5. Figures 3-7 and Tables 1-3 and 6 are interesting as they detail the limited number of lots available for sale (which stands in stark contrast to the oft heard claim that the Western markets have been "awash" in looted Iraqi antiquities) and their generally modest value (at least compared to other art). Does this support or detract from the archaeological establishment's claim that Western collectors have "driven looting" of Iraqi archaeological sites?

6. Brodie acknowledges that the glare of adverse publicity may have convinced auctioneers to stop auctioning unprovenanced Iraqi antiquites in 2003, but then states, "The fact that unprovenanced Iraqi artifacts suddenly disappeared from the market after the adoption of the resolution [of the UN asking member states to clamp down on exports from Iraq] is an important one as it suggests that before 2003 a large part of the unprovenanced material on the market really had been illegally exported. Otherwise it could have been sold quite openly after that date without contravening UNSCR 1483." I am not sure this follows logically. The resolution in question asked UN member states to clamp down on Iraqi artifacts illicitly removed from Iraq after 1991. In the climate of the times and as Brodie himself suggests, many dealers were scared to sell any Iraqi antiquity provenanced or not.

7. Brodie states that there are more Iraqi cultural antiquities available on the Internet in 2008 than in 2006, but couldn't that just reflect the increased popularity of the Internet as a sales tool?

I suspect a specialist in the field may have more thoughts about Brodie's research. It would be interesting to hear more reactions to Brodie's efforts.

1 comment:

Wayne G. Sayles said...

Neil Brodie, and others of his persuasion, are quick to toss out statements of "fact" without specific background. Shotgun analysis and the assembling of "evidence" to support a preconceived notion are pretty much the repertoire of these learned individuals.

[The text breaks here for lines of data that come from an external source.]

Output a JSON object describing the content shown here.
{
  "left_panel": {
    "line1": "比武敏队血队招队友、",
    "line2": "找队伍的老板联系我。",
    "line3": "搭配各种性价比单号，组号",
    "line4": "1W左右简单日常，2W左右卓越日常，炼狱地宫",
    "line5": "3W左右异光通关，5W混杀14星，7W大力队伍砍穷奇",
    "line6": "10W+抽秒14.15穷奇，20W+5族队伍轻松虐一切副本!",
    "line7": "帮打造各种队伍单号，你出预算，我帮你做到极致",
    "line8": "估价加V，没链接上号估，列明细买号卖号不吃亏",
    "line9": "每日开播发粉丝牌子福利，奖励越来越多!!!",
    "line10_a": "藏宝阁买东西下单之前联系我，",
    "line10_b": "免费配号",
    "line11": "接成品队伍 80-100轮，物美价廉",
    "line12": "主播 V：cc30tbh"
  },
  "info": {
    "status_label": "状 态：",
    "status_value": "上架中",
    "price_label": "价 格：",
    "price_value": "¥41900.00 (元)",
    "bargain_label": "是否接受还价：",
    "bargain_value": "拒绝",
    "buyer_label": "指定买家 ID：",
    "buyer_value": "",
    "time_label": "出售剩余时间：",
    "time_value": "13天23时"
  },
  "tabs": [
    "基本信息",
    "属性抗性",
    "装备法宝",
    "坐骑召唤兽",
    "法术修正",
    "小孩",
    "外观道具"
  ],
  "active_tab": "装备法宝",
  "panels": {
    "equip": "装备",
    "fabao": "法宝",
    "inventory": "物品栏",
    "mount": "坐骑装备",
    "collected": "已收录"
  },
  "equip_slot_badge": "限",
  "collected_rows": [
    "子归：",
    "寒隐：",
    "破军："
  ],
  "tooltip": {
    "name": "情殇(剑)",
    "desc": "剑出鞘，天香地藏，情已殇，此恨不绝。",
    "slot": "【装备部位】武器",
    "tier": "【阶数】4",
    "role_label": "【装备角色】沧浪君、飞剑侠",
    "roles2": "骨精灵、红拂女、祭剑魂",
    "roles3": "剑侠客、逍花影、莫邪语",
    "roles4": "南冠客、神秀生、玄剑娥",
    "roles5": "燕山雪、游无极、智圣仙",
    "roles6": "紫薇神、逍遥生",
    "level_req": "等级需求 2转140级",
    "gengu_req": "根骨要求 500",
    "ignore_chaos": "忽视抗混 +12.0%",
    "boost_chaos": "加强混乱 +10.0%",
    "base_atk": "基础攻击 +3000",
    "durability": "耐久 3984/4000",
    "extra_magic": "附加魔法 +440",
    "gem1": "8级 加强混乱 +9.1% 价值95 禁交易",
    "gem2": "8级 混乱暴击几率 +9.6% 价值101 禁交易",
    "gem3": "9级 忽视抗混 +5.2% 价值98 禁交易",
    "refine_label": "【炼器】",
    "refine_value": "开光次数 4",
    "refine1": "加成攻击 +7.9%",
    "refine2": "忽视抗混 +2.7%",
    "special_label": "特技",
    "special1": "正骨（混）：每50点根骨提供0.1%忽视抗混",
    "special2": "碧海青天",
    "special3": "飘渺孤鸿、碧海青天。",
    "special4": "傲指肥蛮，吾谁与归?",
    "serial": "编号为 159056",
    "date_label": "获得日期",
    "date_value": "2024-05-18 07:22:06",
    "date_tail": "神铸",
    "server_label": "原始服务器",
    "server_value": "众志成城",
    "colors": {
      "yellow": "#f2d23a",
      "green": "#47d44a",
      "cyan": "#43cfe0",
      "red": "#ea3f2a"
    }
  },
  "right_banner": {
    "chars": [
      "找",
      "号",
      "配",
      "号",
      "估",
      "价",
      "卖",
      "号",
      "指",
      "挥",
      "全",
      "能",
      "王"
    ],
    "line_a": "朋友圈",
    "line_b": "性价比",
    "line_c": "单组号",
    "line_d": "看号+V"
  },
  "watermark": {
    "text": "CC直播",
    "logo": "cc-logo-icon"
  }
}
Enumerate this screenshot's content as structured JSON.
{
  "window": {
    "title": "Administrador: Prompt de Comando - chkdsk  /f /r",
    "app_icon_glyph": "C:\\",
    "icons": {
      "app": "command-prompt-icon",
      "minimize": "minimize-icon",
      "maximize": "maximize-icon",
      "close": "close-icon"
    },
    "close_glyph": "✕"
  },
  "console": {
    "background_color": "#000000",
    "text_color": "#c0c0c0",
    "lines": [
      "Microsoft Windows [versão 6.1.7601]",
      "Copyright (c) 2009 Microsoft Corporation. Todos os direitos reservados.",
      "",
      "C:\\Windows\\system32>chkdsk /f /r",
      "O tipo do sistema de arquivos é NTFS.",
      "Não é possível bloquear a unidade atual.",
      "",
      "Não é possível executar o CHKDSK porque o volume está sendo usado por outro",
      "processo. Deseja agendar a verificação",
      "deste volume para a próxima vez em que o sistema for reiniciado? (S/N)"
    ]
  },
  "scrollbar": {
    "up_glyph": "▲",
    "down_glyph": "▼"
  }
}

I always have found this peculiar, in as much as academia prides itself on citation of reliable and accessible sources. It also seems peculiar to me that they escape the criticism of their peers for this unprofessional tactic when the academic peer review system would make hash of similar unsupported statements made in any other arena. A rise in legitimate market sales of any or all artifacts, in and of itself, is hardly evidence of looting. A more rational observation is that the worldwide rise in prosecution of "cultural property looters" (widely publicized in the media) provides a compelling argument that source nations are getting a handle on law enforcement. Misdirected polemics against the legitimate trade and private collectors are not only ineffective and unfair but also unnecessary.